As a young teenager, I remember giving away all my Christmas money after the 2004 Boxing Day tsunami. I understood that I didn’t actually need that money, and there were other people who needed it desperately. As I grew older, I began to realise that this desperate need doesn’t go away just because the news cameras have moved on, or is only present in the wake of a disaster. Extreme poverty is an everyday fact of life for thousands of people, a fact not deemed newsworthy only because of its constant, ongoing nature.
Perhaps because of this, by and large we accept poverty as an insurmountable problem. Sometimes we raise funds or donate money, but most of the time it is something we’d rather forget about, feeling powerless to really help. We worry about government corruption and charities working ineffectively. In a way, I think this helps relieve us of a sense of responsibility – if there’s nothing we can do, we needn’t do anything.
Yet I didn’t want to give up. So throughout my studies, I continued to try to make a difference. I attended protests and did sponsored runs in fancy dress. I baked cakes, rattled tins and raised thousands of pounds organising charity gigs for local bands. All this was deeply rewarding and greatly enriched my life, boosting my CV and my wellbeing.
But I chose my charities because I liked the sound of their work, or because a cause or idea took my fancy. I hoped for the best, but I also doubted myself. Was this really helping? I didn’t want to ever stop caring, or to become apathetic or cynical, but neither did I want to be a hopeless idealist.
I had to up my game.
Through much research and steering by likeminded friends, I found effective altruism. Suddenly my hopes and doubts weren’t fighting against one another, but working together. By critically examining how charities spent their money, I could choose to give to only the most effective.
I learned that while poverty remains a huge problem, we are getting better and better at finding the best ways to solve it. Evidence about the best methods for tackling poverty is constantly growing. You perhaps wouldn’t know it, but over the last twenty years, the number of people living in extreme poverty has halved.
While looking for the best places to give, I found that The Life You Can Save recommends sixteen of the world's most effective charities, and GiveWell provides detailed information about why many of these charities are so effective at what they do.
I also decided I needed to give consistently, and hold myself accountable for doing what I’d always wanted – to make a difference, and to continue to make a difference throughout my life. I don’t earn a lot in my work as a teaching assistant, but I earn enough. After giving away 10 percent of my relatively small salary, I’m still in the richest 11 percent of people in the world. You can see where you stand relative to global wealth by using Giving What We Can’s salary calculator.

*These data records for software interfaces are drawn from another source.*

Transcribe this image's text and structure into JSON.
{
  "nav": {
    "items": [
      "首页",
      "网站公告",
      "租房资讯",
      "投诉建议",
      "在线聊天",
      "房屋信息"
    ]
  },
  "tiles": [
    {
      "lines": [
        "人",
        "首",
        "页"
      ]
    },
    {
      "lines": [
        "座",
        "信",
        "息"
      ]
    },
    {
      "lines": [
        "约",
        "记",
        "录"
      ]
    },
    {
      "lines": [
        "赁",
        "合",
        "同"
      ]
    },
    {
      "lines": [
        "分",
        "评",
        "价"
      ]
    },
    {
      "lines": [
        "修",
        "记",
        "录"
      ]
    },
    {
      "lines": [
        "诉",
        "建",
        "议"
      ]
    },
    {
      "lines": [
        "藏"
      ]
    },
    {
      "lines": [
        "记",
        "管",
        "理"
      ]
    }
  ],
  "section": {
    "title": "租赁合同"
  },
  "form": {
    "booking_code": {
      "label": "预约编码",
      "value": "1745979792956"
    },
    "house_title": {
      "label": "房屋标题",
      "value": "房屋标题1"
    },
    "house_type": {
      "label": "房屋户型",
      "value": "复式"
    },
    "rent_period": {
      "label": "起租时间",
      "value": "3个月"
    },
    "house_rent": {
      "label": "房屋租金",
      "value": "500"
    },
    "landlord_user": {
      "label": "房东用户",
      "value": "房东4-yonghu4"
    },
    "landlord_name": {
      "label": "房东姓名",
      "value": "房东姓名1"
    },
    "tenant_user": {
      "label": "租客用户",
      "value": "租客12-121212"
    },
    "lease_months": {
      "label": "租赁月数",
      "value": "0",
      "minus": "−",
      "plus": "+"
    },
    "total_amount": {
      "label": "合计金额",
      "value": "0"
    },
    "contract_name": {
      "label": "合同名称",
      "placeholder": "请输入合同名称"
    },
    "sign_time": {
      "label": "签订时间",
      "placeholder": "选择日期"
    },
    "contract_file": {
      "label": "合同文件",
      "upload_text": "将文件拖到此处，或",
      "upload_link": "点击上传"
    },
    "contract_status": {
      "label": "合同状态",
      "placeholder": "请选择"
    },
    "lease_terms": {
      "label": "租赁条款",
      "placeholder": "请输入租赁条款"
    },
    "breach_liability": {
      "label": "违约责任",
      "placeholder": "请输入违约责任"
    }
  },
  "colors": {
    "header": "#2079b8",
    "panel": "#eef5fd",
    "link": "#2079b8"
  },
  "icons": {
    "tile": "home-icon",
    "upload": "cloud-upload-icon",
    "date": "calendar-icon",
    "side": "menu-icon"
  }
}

Now I know I am making a difference – most people could do the same.